In the Middle of Nowhere
Updated: 6 days ago
If you're not living on a cattle station, then you'll get transported to one on every page you read in Terry Underwood's epic autobiography 'In the Middle of Nowhere'.
Earlier this year in Darwin at the Northern Territory Cattlemen's Association Conference I had the pleasure of meeting Terry Underwood (see image below), the author of 'In the Middle of Nowhere'. I had been tipped off by my Aunt in Sydney that her sister had done nursing with Terry in Sydney, and they remain good friends. As you will find out in the book, the friend was Rosyln Carey who went on to become Sister of the Fransiscan Missionary of Mary - doing some incredible work herself.
Terry kindly sent me a copy of her autobiography and I couldn't put it down - a fantastic and intriguing read. I often get asked what a ringer is, so I also enjoyed reading one of John's early letters to Terry, where he says:
'You asked what a ringer is. He's a stockman, more so a bushie. One of those blokes that even if he was dressed in a tuxedo you could still pick him for a bushie.'
Among her many accomplishments and talents, Terry is also a photographer, many of her images having been exhibited around the country - she says "it was part of my mission to bring the bush to the big smoke". She has kindly shared some of the images from her book and others in this blog.
ABOUT THE BOOK
Terry says: "When "In the Middle of Nowhere” was published on 1 April 1998, none of us could have anticipated the world-wide response. Our mail plane delivered countless heartfelt letters and extraordinary gifts as people expressed gratitude for our love, faith, inspiration etc and then they shared their stories with us."
In the Middle of Nowhere is a story of beating the odds, of the power of love and the strength of family ties to overcome every obstacle.
Terry met John at St Vincents Hospital, where she was training to be a nurse and he was recuperating from a horse-riding accident. They wrote love letters to each other for five years before marrying. Terry's new home on the huge pastoral lease of Riveren consisted of a tent and a newly drilled bore - a tiny spec on the 3,000 square kilometre station, and a 6 hour drive to Katherine - then a relatively 'short' drive up to Darwin of 4 hours. The newlyweds literally built their station from scratch and raised and educated their four children on the station.

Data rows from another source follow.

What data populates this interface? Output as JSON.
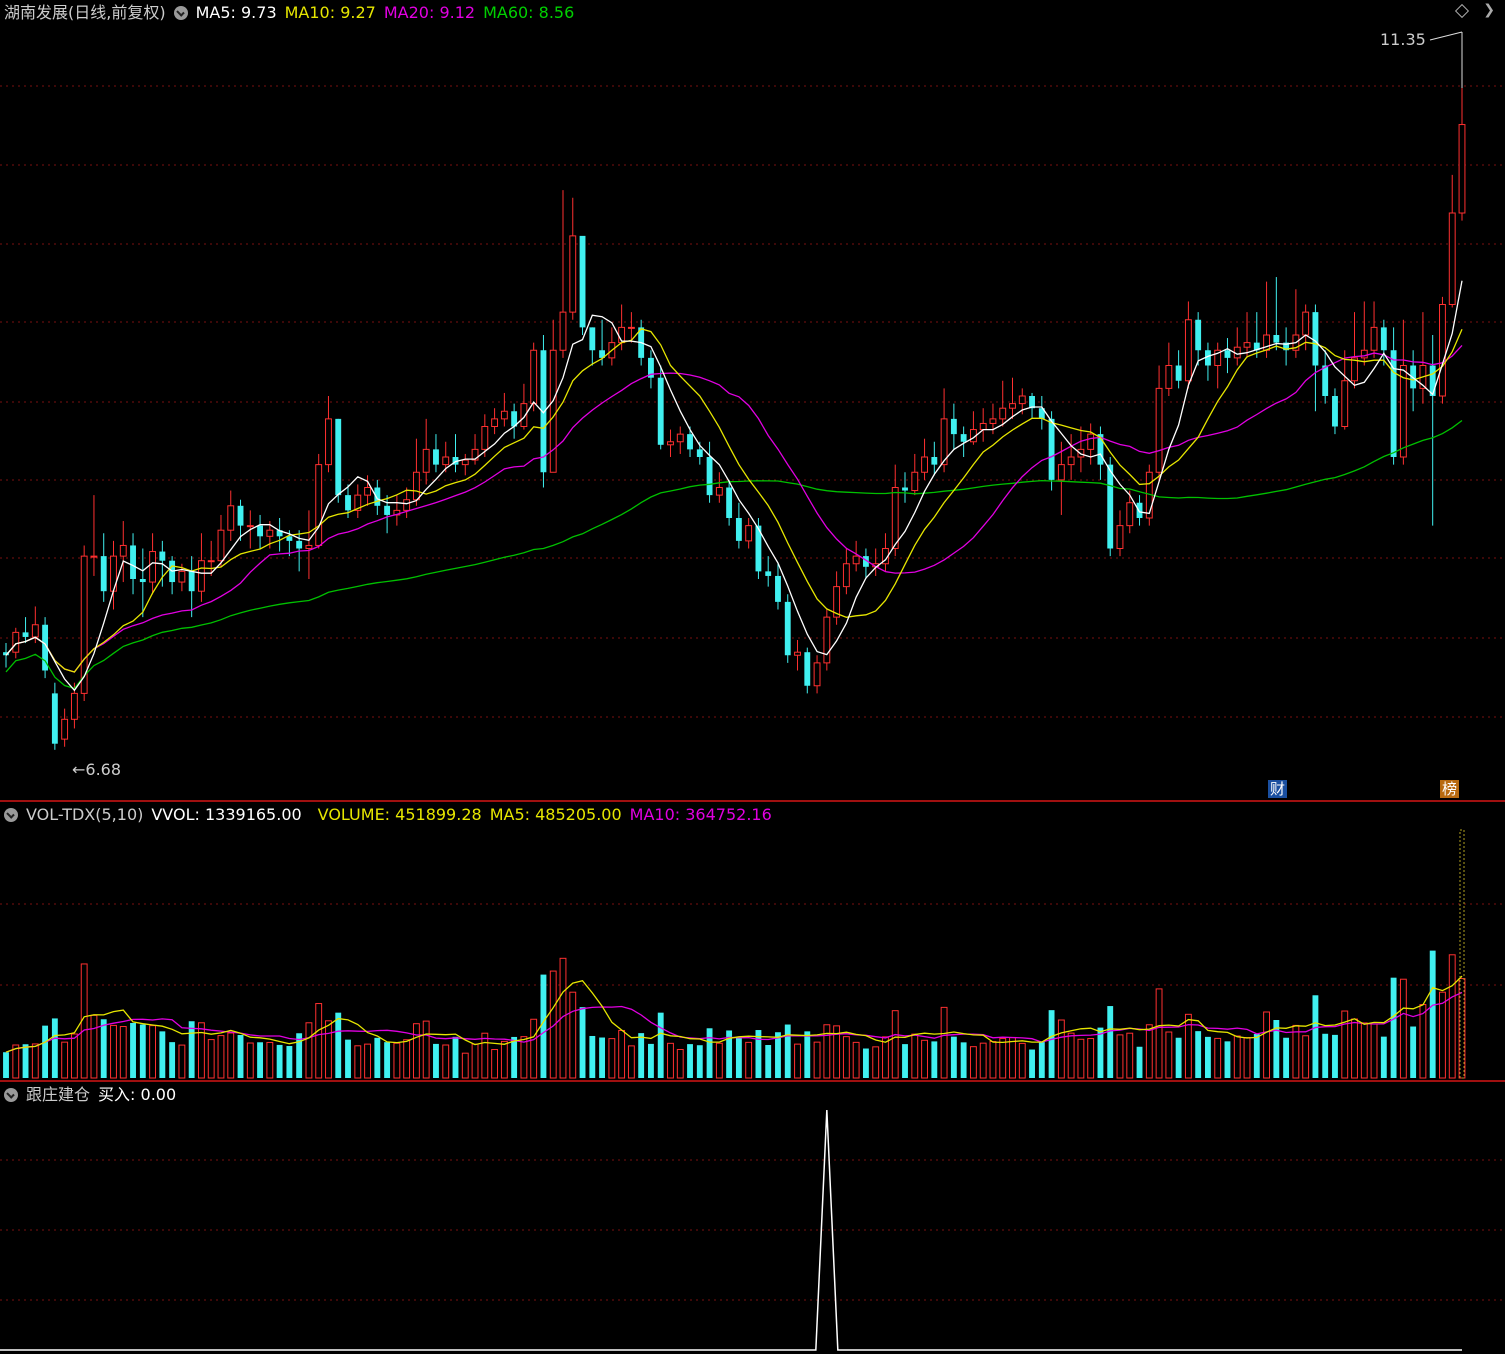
{
  "price": {
    "title": "湖南发展(日线,前复权)",
    "ma5_label": "MA5:",
    "ma5": "9.73",
    "ma10_label": "MA10:",
    "ma10": "9.27",
    "ma20_label": "MA20:",
    "ma20": "9.12",
    "ma60_label": "MA60:",
    "ma60": "8.56",
    "high_marker": "11.35",
    "low_marker": "←6.68",
    "badge_fin": "财",
    "badge_rank": "榜",
    "colors": {
      "ma5": "#ffffff",
      "ma10": "#e6e600",
      "ma20": "#e100e1",
      "ma60": "#00c000",
      "up": "#ff3030",
      "down": "#40f0f0"
    }
  },
  "volume": {
    "title": "VOL-TDX(5,10)",
    "vvol_label": "VVOL:",
    "vvol": "1339165.00",
    "volume_label": "VOLUME:",
    "volume": "451899.28",
    "ma5_label": "MA5:",
    "ma5": "485205.00",
    "ma10_label": "MA10:",
    "ma10": "364752.16"
  },
  "indicator": {
    "title": "跟庄建仓",
    "buy_label": "买入:",
    "buy": "0.00"
  },
  "chart_data": {
    "type": "candlestick",
    "price_range": [
      6.6,
      11.4
    ],
    "candles": [
      [
        7.32,
        7.3,
        7.38,
        7.22
      ],
      [
        7.32,
        7.45,
        7.48,
        7.28
      ],
      [
        7.45,
        7.42,
        7.55,
        7.38
      ],
      [
        7.42,
        7.5,
        7.62,
        7.38
      ],
      [
        7.5,
        7.2,
        7.55,
        7.15
      ],
      [
        7.05,
        6.72,
        7.12,
        6.68
      ],
      [
        6.75,
        6.88,
        6.95,
        6.7
      ],
      [
        6.88,
        7.05,
        7.12,
        6.82
      ],
      [
        7.05,
        7.95,
        8.02,
        7.0
      ],
      [
        7.95,
        7.95,
        8.35,
        7.82
      ],
      [
        7.95,
        7.72,
        8.1,
        7.65
      ],
      [
        7.72,
        7.95,
        8.05,
        7.6
      ],
      [
        7.95,
        8.02,
        8.18,
        7.78
      ],
      [
        8.02,
        7.8,
        8.1,
        7.7
      ],
      [
        7.8,
        7.78,
        8.0,
        7.55
      ],
      [
        7.78,
        7.98,
        8.1,
        7.7
      ],
      [
        7.98,
        7.92,
        8.05,
        7.75
      ],
      [
        7.92,
        7.78,
        7.95,
        7.7
      ],
      [
        7.78,
        7.85,
        7.9,
        7.72
      ],
      [
        7.85,
        7.72,
        7.95,
        7.55
      ],
      [
        7.72,
        7.92,
        8.1,
        7.65
      ],
      [
        7.92,
        7.92,
        8.05,
        7.82
      ],
      [
        7.92,
        8.12,
        8.22,
        7.88
      ],
      [
        8.12,
        8.28,
        8.38,
        8.05
      ],
      [
        8.28,
        8.15,
        8.32,
        8.05
      ],
      [
        8.15,
        8.15,
        8.25,
        8.0
      ],
      [
        8.15,
        8.08,
        8.22,
        8.0
      ],
      [
        8.08,
        8.12,
        8.18,
        8.0
      ],
      [
        8.12,
        8.08,
        8.2,
        7.98
      ],
      [
        8.08,
        8.05,
        8.12,
        7.95
      ],
      [
        8.05,
        8.0,
        8.12,
        7.85
      ],
      [
        8.0,
        8.02,
        8.25,
        7.8
      ],
      [
        8.02,
        8.55,
        8.62,
        8.0
      ],
      [
        8.55,
        8.85,
        9.0,
        8.5
      ],
      [
        8.85,
        8.35,
        8.85,
        8.3
      ],
      [
        8.35,
        8.25,
        8.42,
        8.2
      ],
      [
        8.25,
        8.35,
        8.42,
        8.2
      ],
      [
        8.35,
        8.4,
        8.48,
        8.28
      ],
      [
        8.4,
        8.28,
        8.45,
        8.22
      ],
      [
        8.28,
        8.22,
        8.35,
        8.1
      ],
      [
        8.22,
        8.25,
        8.35,
        8.15
      ],
      [
        8.25,
        8.32,
        8.4,
        8.2
      ],
      [
        8.32,
        8.5,
        8.72,
        8.28
      ],
      [
        8.5,
        8.65,
        8.85,
        8.42
      ],
      [
        8.65,
        8.55,
        8.75,
        8.5
      ],
      [
        8.55,
        8.6,
        8.7,
        8.5
      ],
      [
        8.6,
        8.55,
        8.75,
        8.5
      ],
      [
        8.55,
        8.58,
        8.62,
        8.48
      ],
      [
        8.58,
        8.65,
        8.75,
        8.55
      ],
      [
        8.65,
        8.8,
        8.88,
        8.6
      ],
      [
        8.8,
        8.85,
        8.92,
        8.75
      ],
      [
        8.85,
        8.9,
        9.02,
        8.8
      ],
      [
        8.9,
        8.8,
        8.95,
        8.72
      ],
      [
        8.8,
        8.95,
        9.08,
        8.78
      ],
      [
        8.95,
        9.3,
        9.35,
        8.9
      ],
      [
        9.3,
        8.5,
        9.4,
        8.4
      ],
      [
        8.5,
        9.3,
        9.5,
        8.5
      ],
      [
        9.3,
        9.55,
        10.35,
        9.25
      ],
      [
        9.55,
        10.05,
        10.3,
        9.5
      ],
      [
        10.05,
        9.45,
        10.0,
        9.4
      ],
      [
        9.45,
        9.3,
        9.45,
        9.2
      ],
      [
        9.3,
        9.25,
        9.5,
        9.2
      ],
      [
        9.25,
        9.35,
        9.45,
        9.2
      ],
      [
        9.35,
        9.45,
        9.6,
        9.3
      ],
      [
        9.45,
        9.45,
        9.55,
        9.35
      ],
      [
        9.45,
        9.25,
        9.5,
        9.2
      ],
      [
        9.25,
        9.12,
        9.3,
        9.05
      ],
      [
        9.12,
        8.68,
        9.2,
        8.65
      ],
      [
        8.68,
        8.7,
        8.78,
        8.6
      ],
      [
        8.7,
        8.75,
        8.8,
        8.62
      ],
      [
        8.75,
        8.65,
        8.8,
        8.6
      ],
      [
        8.65,
        8.6,
        8.7,
        8.55
      ],
      [
        8.6,
        8.35,
        8.7,
        8.3
      ],
      [
        8.35,
        8.4,
        8.5,
        8.3
      ],
      [
        8.4,
        8.2,
        8.45,
        8.15
      ],
      [
        8.2,
        8.05,
        8.3,
        8.0
      ],
      [
        8.05,
        8.15,
        8.2,
        8.0
      ],
      [
        8.15,
        7.85,
        8.2,
        7.8
      ],
      [
        7.85,
        7.82,
        7.95,
        7.75
      ],
      [
        7.82,
        7.65,
        7.9,
        7.6
      ],
      [
        7.65,
        7.3,
        7.7,
        7.25
      ],
      [
        7.3,
        7.32,
        7.4,
        7.2
      ],
      [
        7.32,
        7.1,
        7.35,
        7.05
      ],
      [
        7.1,
        7.25,
        7.3,
        7.05
      ],
      [
        7.25,
        7.55,
        7.6,
        7.2
      ],
      [
        7.55,
        7.75,
        7.85,
        7.5
      ],
      [
        7.75,
        7.9,
        8.0,
        7.7
      ],
      [
        7.9,
        7.95,
        8.05,
        7.85
      ],
      [
        7.95,
        7.88,
        8.0,
        7.8
      ],
      [
        7.88,
        7.9,
        8.0,
        7.82
      ],
      [
        7.9,
        8.0,
        8.1,
        7.85
      ],
      [
        8.0,
        8.4,
        8.55,
        7.95
      ],
      [
        8.4,
        8.38,
        8.5,
        8.3
      ],
      [
        8.38,
        8.5,
        8.62,
        8.35
      ],
      [
        8.5,
        8.6,
        8.72,
        8.45
      ],
      [
        8.6,
        8.55,
        8.7,
        8.48
      ],
      [
        8.55,
        8.85,
        9.05,
        8.5
      ],
      [
        8.85,
        8.75,
        8.95,
        8.65
      ],
      [
        8.75,
        8.7,
        8.8,
        8.6
      ],
      [
        8.7,
        8.78,
        8.9,
        8.68
      ],
      [
        8.78,
        8.82,
        8.92,
        8.7
      ],
      [
        8.82,
        8.85,
        8.95,
        8.75
      ],
      [
        8.85,
        8.92,
        9.1,
        8.8
      ],
      [
        8.92,
        8.95,
        9.12,
        8.85
      ],
      [
        8.95,
        9.0,
        9.05,
        8.88
      ],
      [
        9.0,
        8.92,
        9.02,
        8.85
      ],
      [
        8.92,
        8.85,
        9.0,
        8.78
      ],
      [
        8.85,
        8.45,
        8.9,
        8.38
      ],
      [
        8.45,
        8.55,
        8.7,
        8.22
      ],
      [
        8.55,
        8.6,
        8.75,
        8.45
      ],
      [
        8.6,
        8.65,
        8.8,
        8.5
      ],
      [
        8.65,
        8.75,
        8.82,
        8.55
      ],
      [
        8.75,
        8.55,
        8.8,
        8.45
      ],
      [
        8.55,
        8.0,
        8.6,
        7.95
      ],
      [
        8.0,
        8.15,
        8.25,
        7.95
      ],
      [
        8.15,
        8.3,
        8.38,
        8.1
      ],
      [
        8.3,
        8.2,
        8.35,
        8.15
      ],
      [
        8.2,
        8.5,
        8.55,
        8.15
      ],
      [
        8.5,
        9.05,
        9.2,
        8.45
      ],
      [
        9.05,
        9.2,
        9.35,
        9.0
      ],
      [
        9.2,
        9.1,
        9.3,
        9.05
      ],
      [
        9.1,
        9.5,
        9.62,
        9.05
      ],
      [
        9.5,
        9.3,
        9.55,
        9.2
      ],
      [
        9.3,
        9.2,
        9.35,
        9.1
      ],
      [
        9.2,
        9.3,
        9.35,
        9.05
      ],
      [
        9.3,
        9.25,
        9.38,
        9.15
      ],
      [
        9.25,
        9.32,
        9.45,
        9.2
      ],
      [
        9.32,
        9.35,
        9.55,
        9.25
      ],
      [
        9.35,
        9.3,
        9.55,
        9.25
      ],
      [
        9.3,
        9.4,
        9.75,
        9.25
      ],
      [
        9.4,
        9.35,
        9.78,
        9.3
      ],
      [
        9.35,
        9.3,
        9.45,
        9.2
      ],
      [
        9.3,
        9.4,
        9.7,
        9.25
      ],
      [
        9.4,
        9.55,
        9.6,
        9.3
      ],
      [
        9.55,
        9.2,
        9.6,
        8.9
      ],
      [
        9.2,
        9.0,
        9.3,
        8.95
      ],
      [
        9.0,
        8.8,
        9.05,
        8.75
      ],
      [
        8.8,
        9.1,
        9.3,
        8.78
      ],
      [
        9.1,
        9.25,
        9.55,
        9.05
      ],
      [
        9.25,
        9.3,
        9.62,
        9.2
      ],
      [
        9.3,
        9.45,
        9.62,
        9.25
      ],
      [
        9.45,
        9.3,
        9.5,
        9.2
      ],
      [
        9.3,
        8.6,
        9.45,
        8.55
      ],
      [
        8.6,
        9.2,
        9.5,
        8.55
      ],
      [
        9.2,
        9.05,
        9.3,
        8.9
      ],
      [
        9.05,
        9.2,
        9.55,
        8.95
      ],
      [
        9.2,
        9.0,
        9.4,
        8.15
      ],
      [
        9.0,
        9.6,
        9.65,
        8.95
      ],
      [
        9.6,
        10.2,
        10.45,
        9.58
      ],
      [
        10.2,
        10.78,
        11.35,
        10.15
      ]
    ],
    "ma5_last": 9.73,
    "ma10_last": 9.27,
    "ma20_last": 9.12,
    "ma60_last": 8.56
  }
}
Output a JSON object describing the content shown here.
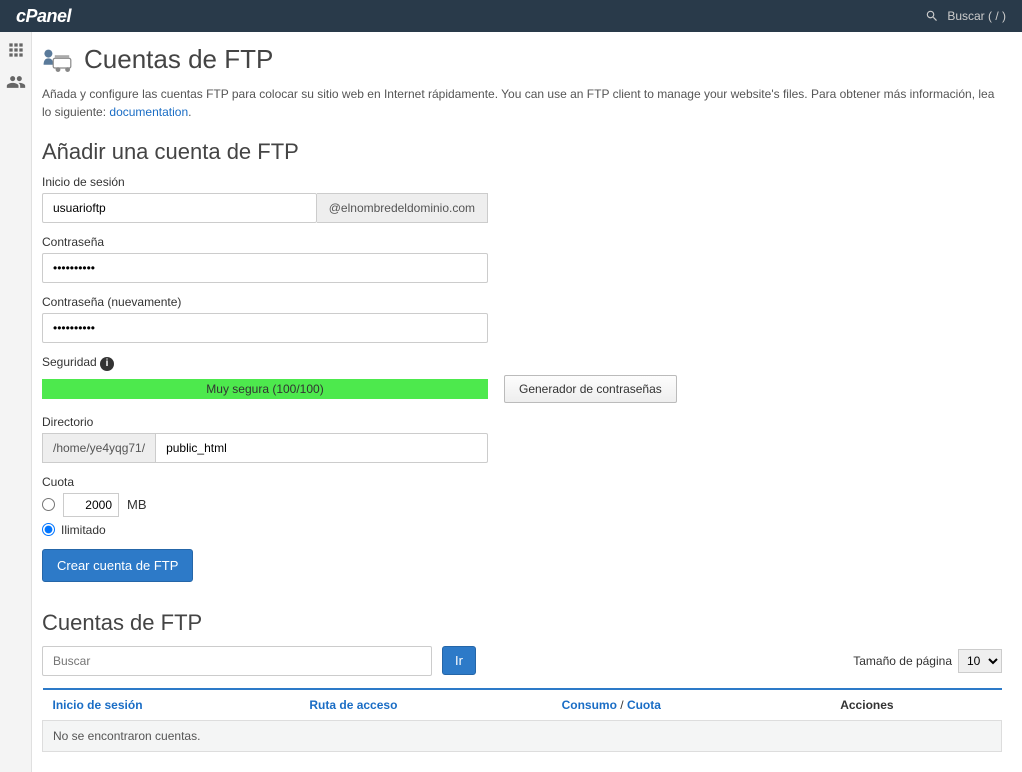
{
  "topbar": {
    "logo": "cPanel",
    "search_placeholder": "Buscar ( / )"
  },
  "page": {
    "title": "Cuentas de FTP",
    "intro_text": "Añada y configure las cuentas FTP para colocar su sitio web en Internet rápidamente. You can use an FTP client to manage your website's files. Para obtener más información, lea lo siguiente: ",
    "doc_link": "documentation",
    "doc_suffix": "."
  },
  "add": {
    "section_title": "Añadir una cuenta de FTP",
    "login_label": "Inicio de sesión",
    "login_value": "usuarioftp",
    "domain_suffix": "@elnombredeldominio.com",
    "password_label": "Contraseña",
    "password_value": "••••••••••",
    "password2_label": "Contraseña (nuevamente)",
    "password2_value": "••••••••••",
    "strength_label": "Seguridad",
    "strength_text": "Muy segura (100/100)",
    "pw_generator": "Generador de contraseñas",
    "directory_label": "Directorio",
    "home_prefix": "/home/ye4yqg71/",
    "directory_value": "public_html",
    "quota_label": "Cuota",
    "quota_value": "2000",
    "quota_unit": "MB",
    "quota_unlimited": "Ilimitado",
    "create_button": "Crear cuenta de FTP"
  },
  "list": {
    "section_title": "Cuentas de FTP",
    "search_placeholder": "Buscar",
    "go_button": "Ir",
    "page_size_label": "Tamaño de página",
    "page_size_value": "10",
    "col_login": "Inicio de sesión",
    "col_path": "Ruta de acceso",
    "col_usage": "Consumo",
    "col_sep": " / ",
    "col_quota": "Cuota",
    "col_actions": "Acciones",
    "empty_text": "No se encontraron cuentas."
  }
}
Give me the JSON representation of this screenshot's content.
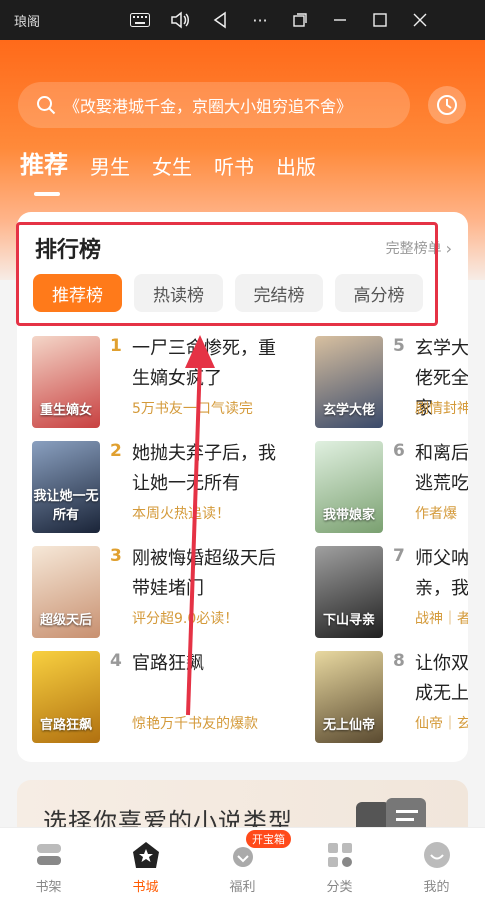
{
  "window": {
    "title": "琅阁",
    "buttons": {
      "keyboard": "keyboard-icon",
      "volume": "volume-icon",
      "back": "back-icon",
      "more": "···",
      "restore": "restore-icon",
      "minimize": "minimize-icon",
      "maximize": "maximize-icon",
      "close": "close-icon"
    }
  },
  "search": {
    "placeholder": "《改娶港城千金，京圈大小姐穷追不舍》"
  },
  "tabs": [
    "推荐",
    "男生",
    "女生",
    "听书",
    "出版"
  ],
  "ranking": {
    "title": "排行榜",
    "full_link": "完整榜单",
    "chips": [
      "推荐榜",
      "热读榜",
      "完结榜",
      "高分榜"
    ],
    "books": [
      {
        "rank": "1",
        "title": "一尸三命惨死，重生嫡女疯了",
        "tag": "5万书友一口气读完",
        "cover_text": "重生嫡女",
        "cover_color": "#c84040"
      },
      {
        "rank": "2",
        "title": "她抛夫弃子后，我让她一无所有",
        "tag": "本周火热追读！",
        "cover_text": "我让她一无所有",
        "cover_color": "#2a3a58"
      },
      {
        "rank": "3",
        "title": "刚被悔婚超级天后带娃堵门",
        "tag": "评分超9.0必读！",
        "cover_text": "超级天后",
        "cover_color": "#c89070"
      },
      {
        "rank": "4",
        "title": "官路狂飙",
        "tag": "惊艳万千书友的爆款",
        "cover_text": "官路狂飙",
        "cover_color": "#e0b020"
      },
      {
        "rank": "5",
        "title": "玄学大佬死全家",
        "tag": "剧情封神",
        "cover_text": "玄学大佬",
        "cover_color": "#3a4a6a"
      },
      {
        "rank": "6",
        "title": "和离后逃荒吃",
        "tag": "作者爆",
        "cover_text": "我带娘家",
        "cover_color": "#7aa070"
      },
      {
        "rank": "7",
        "title": "师父呐亲，我",
        "tag": "战神｜者",
        "cover_text": "下山寻亲",
        "cover_color": "#303030"
      },
      {
        "rank": "8",
        "title": "让你双成无上",
        "tag": "仙帝｜玄",
        "cover_text": "无上仙帝",
        "cover_color": "#5a4a30"
      }
    ]
  },
  "banner": {
    "text": "选择你喜爱的小说类型"
  },
  "nav": [
    {
      "label": "书架",
      "icon": "bookshelf-icon"
    },
    {
      "label": "书城",
      "icon": "bookstore-icon"
    },
    {
      "label": "福利",
      "icon": "gift-icon",
      "badge": "开宝箱"
    },
    {
      "label": "分类",
      "icon": "category-icon"
    },
    {
      "label": "我的",
      "icon": "profile-icon"
    }
  ],
  "colors": {
    "accent": "#ff7a1a",
    "highlight": "#e53245",
    "tag": "#d49a3a"
  }
}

It is a story told with warmth and a knowledge of the bush, its people, and the issues facing the Northern Territory of Australia.
Order 'In the Middle of Nowhere' in hardcopy or audiobook: